Task brief: Below are records. Copy every line with "cover" in it.

Record excerpts:
========
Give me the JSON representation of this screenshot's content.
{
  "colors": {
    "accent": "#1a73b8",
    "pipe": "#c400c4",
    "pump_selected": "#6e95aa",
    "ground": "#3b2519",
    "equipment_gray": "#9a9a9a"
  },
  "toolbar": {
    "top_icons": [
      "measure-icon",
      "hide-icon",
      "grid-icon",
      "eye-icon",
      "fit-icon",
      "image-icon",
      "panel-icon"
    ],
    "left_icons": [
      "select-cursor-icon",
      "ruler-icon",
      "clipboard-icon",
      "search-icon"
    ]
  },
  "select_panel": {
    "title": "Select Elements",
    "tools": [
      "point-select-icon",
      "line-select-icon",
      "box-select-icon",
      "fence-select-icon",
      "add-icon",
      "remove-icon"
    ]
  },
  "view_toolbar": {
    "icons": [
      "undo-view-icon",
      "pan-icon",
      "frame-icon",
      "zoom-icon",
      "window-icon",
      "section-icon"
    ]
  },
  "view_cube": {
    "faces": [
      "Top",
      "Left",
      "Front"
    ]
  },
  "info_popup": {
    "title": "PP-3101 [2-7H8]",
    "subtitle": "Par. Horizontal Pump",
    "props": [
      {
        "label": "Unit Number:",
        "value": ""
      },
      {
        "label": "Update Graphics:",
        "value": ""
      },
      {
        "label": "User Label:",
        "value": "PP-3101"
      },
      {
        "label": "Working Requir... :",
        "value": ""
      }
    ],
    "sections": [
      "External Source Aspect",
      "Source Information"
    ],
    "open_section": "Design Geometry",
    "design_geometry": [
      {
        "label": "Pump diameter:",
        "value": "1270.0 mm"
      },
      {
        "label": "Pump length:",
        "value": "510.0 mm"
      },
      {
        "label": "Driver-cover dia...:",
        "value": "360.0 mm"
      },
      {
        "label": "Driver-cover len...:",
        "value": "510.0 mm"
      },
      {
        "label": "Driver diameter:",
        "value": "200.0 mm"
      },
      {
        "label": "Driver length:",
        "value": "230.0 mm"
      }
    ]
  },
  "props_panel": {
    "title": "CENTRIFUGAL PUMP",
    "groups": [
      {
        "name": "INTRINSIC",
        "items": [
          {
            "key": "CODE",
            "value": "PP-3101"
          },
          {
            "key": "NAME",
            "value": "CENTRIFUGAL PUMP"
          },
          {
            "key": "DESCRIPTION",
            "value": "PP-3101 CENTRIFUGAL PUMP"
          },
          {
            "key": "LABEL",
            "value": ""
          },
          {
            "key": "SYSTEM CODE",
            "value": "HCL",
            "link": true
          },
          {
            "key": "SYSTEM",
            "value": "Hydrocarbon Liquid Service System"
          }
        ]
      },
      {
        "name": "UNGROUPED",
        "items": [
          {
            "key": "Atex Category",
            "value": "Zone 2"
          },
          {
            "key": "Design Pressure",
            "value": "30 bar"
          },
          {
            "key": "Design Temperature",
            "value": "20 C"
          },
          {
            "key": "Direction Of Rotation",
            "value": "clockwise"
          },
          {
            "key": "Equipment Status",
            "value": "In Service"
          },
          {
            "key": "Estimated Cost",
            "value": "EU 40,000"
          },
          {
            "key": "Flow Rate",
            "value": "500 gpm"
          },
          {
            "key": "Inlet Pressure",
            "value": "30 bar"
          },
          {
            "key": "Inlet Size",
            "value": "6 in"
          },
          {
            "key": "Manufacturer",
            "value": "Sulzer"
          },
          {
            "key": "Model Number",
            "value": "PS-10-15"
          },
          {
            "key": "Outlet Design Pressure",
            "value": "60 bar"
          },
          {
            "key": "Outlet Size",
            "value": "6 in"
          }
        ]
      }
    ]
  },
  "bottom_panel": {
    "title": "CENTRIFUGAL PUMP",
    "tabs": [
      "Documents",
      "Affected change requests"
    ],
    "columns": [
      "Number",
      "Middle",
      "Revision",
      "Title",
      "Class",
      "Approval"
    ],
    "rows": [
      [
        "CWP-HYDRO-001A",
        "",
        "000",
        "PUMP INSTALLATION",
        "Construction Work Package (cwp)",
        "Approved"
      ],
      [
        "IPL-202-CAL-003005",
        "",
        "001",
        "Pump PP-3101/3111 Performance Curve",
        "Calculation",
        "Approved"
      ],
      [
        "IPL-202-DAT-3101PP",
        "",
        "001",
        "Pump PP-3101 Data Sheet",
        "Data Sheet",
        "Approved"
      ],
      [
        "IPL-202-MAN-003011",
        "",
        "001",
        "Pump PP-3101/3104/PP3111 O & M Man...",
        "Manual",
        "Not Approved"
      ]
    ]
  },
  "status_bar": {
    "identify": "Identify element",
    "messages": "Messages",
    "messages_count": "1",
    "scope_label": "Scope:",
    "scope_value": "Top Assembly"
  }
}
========
Result:
        "label": "Driver-cover dia...:",
        "label": "Driver-cover len...:",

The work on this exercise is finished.